Engaging in >150 minutes of moderate-intensity or 75 minutes of vigorous-intensity physical activity weekly is recommended for optimal health. The relationship between walking, the most common activity especially for older adults, and total mortality is not well documented.
Data from a large U.S. prospective cohort study including 62,178 men (mean age 70.7 years) and 77,077 women (mean age 68.9 years), among whom 24,688 men and 18,933 women died during 13 years of follow-up (1999–2012), were used to compute multivariable-adjusted hazard rate ratios and 95% CIs for walking as the sole form of activity or adjusted for other moderate- or vigorous-intensity physical activity in relation to total and cause-specific mortality (data analysis 2015–2016).
Inactivity compared with walking only at less than recommended levels was associated with higher all-cause mortality (hazard rate ratio=1.26, 95% CI=1.21, 1.31). Meeting one to two times the recommendations through walking only was associated with lower all-cause mortality (hazard rate ratio=0.80, 95% CI=0.78, 0.83). Associations with walking adjusted for other moderate- or vigorous-intensity physical activity were similar to walking only. Walking was most strongly associated with respiratory disease mortality followed by cardiovascular disease mortality and then cancer mortality.
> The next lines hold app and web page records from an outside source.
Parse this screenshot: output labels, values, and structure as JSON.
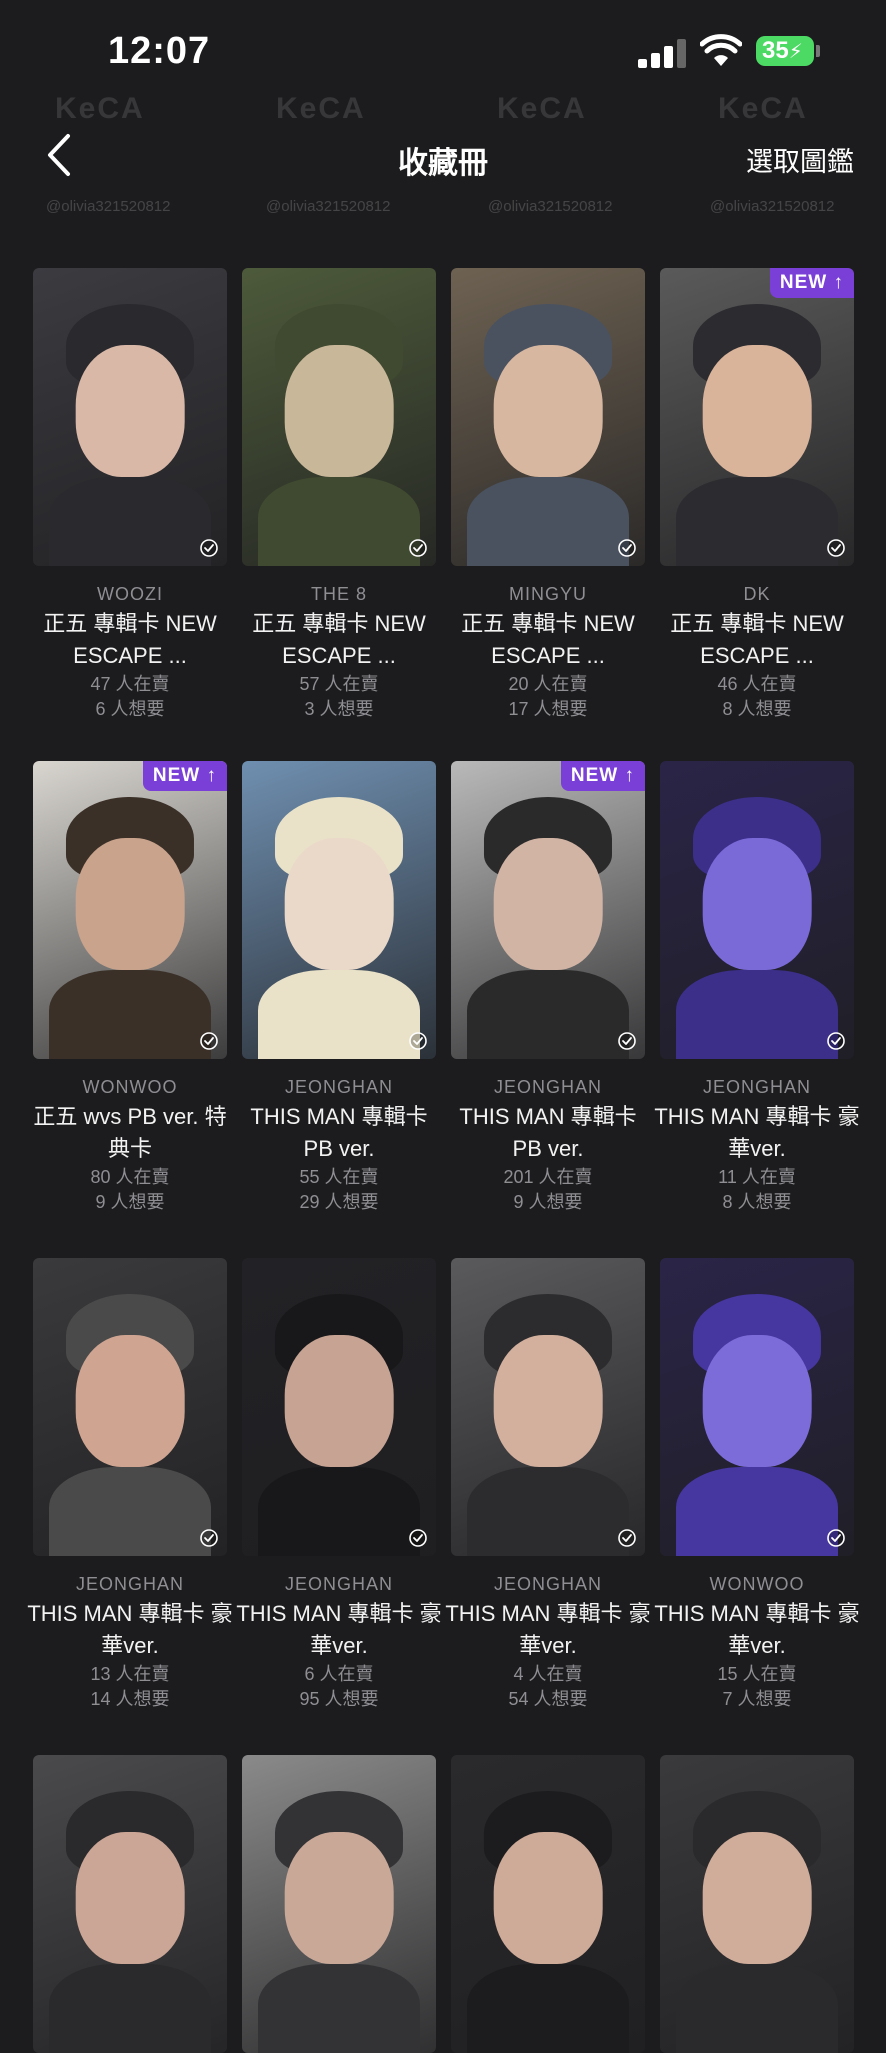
{
  "status_bar": {
    "time": "12:07",
    "battery": "35"
  },
  "header": {
    "title": "收藏冊",
    "action": "選取圖鑑"
  },
  "watermark": {
    "logo": "KeCA",
    "handle": "@olivia321520812"
  },
  "cards": [
    {
      "member": "WOOZI",
      "name": "正五 專輯卡 NEW ESCAPE ...",
      "sellers": "47 人在賣",
      "wants": "6 人想要",
      "new": false,
      "tone": [
        "#3b3b40",
        "#d9b8a8",
        "#2a2a2e"
      ]
    },
    {
      "member": "THE 8",
      "name": "正五 專輯卡 NEW ESCAPE ...",
      "sellers": "57 人在賣",
      "wants": "3 人想要",
      "new": false,
      "tone": [
        "#4d5a3a",
        "#c9b79a",
        "#404a30"
      ]
    },
    {
      "member": "MINGYU",
      "name": "正五 專輯卡 NEW ESCAPE ...",
      "sellers": "20 人在賣",
      "wants": "17 人想要",
      "new": false,
      "tone": [
        "#6e6252",
        "#d8b7a0",
        "#4a5260"
      ]
    },
    {
      "member": "DK",
      "name": "正五 專輯卡 NEW ESCAPE ...",
      "sellers": "46 人在賣",
      "wants": "8 人想要",
      "new": true,
      "tone": [
        "#5a5a5a",
        "#d9b39a",
        "#2c2c30"
      ]
    },
    {
      "member": "WONWOO",
      "name": "正五 wvs PB ver. 特典卡",
      "sellers": "80 人在賣",
      "wants": "9 人想要",
      "new": true,
      "tone": [
        "#d9d6d0",
        "#c9a38c",
        "#3a3028"
      ]
    },
    {
      "member": "JEONGHAN",
      "name": "THIS MAN 專輯卡 PB ver.",
      "sellers": "55 人在賣",
      "wants": "29 人想要",
      "new": false,
      "tone": [
        "#6f8fb0",
        "#ead9c8",
        "#e9e2c8"
      ]
    },
    {
      "member": "JEONGHAN",
      "name": "THIS MAN 專輯卡 PB ver.",
      "sellers": "201 人在賣",
      "wants": "9 人想要",
      "new": true,
      "tone": [
        "#b9b9b9",
        "#d2b4a4",
        "#2a2a2a"
      ]
    },
    {
      "member": "JEONGHAN",
      "name": "THIS MAN 專輯卡 豪華ver.",
      "sellers": "11 人在賣",
      "wants": "8 人想要",
      "new": false,
      "tone": [
        "#2a2447",
        "#7a6ad8",
        "#3b2f8a"
      ]
    },
    {
      "member": "JEONGHAN",
      "name": "THIS MAN 專輯卡 豪華ver.",
      "sellers": "13 人在賣",
      "wants": "14 人想要",
      "new": false,
      "tone": [
        "#3a3a3c",
        "#cfa592",
        "#4a4a4a"
      ]
    },
    {
      "member": "JEONGHAN",
      "name": "THIS MAN 專輯卡 豪華ver.",
      "sellers": "6 人在賣",
      "wants": "95 人想要",
      "new": false,
      "tone": [
        "#222226",
        "#c7a393",
        "#18181a"
      ]
    },
    {
      "member": "JEONGHAN",
      "name": "THIS MAN 專輯卡 豪華ver.",
      "sellers": "4 人在賣",
      "wants": "54 人想要",
      "new": false,
      "tone": [
        "#5a5a5c",
        "#d3b09e",
        "#2c2c2e"
      ]
    },
    {
      "member": "WONWOO",
      "name": "THIS MAN 專輯卡 豪華ver.",
      "sellers": "15 人在賣",
      "wants": "7 人想要",
      "new": false,
      "tone": [
        "#2a2447",
        "#7c6cda",
        "#4636a0"
      ]
    },
    {
      "member": "",
      "name": "",
      "sellers": "",
      "wants": "",
      "new": false,
      "tone": [
        "#4a4a4c",
        "#cba595",
        "#2a2a2c"
      ]
    },
    {
      "member": "",
      "name": "",
      "sellers": "",
      "wants": "",
      "new": false,
      "tone": [
        "#8a8a8a",
        "#c9a898",
        "#333336"
      ]
    },
    {
      "member": "",
      "name": "",
      "sellers": "",
      "wants": "",
      "new": false,
      "tone": [
        "#2a2a2c",
        "#ceaa98",
        "#1c1c1e"
      ]
    },
    {
      "member": "",
      "name": "",
      "sellers": "",
      "wants": "",
      "new": false,
      "tone": [
        "#3a3a3c",
        "#d0ac9a",
        "#2a2a2c"
      ]
    }
  ],
  "badge_label": "NEW"
}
In older adults, walking below minimum recommended levels is associated with lower all-cause mortality compared with inactivity. Walking at or above physical activity recommendations is associated with even greater decreased risk. Walking is simple, free, and does not require any training, and thus is an ideal activity for most Americans, especially as they age.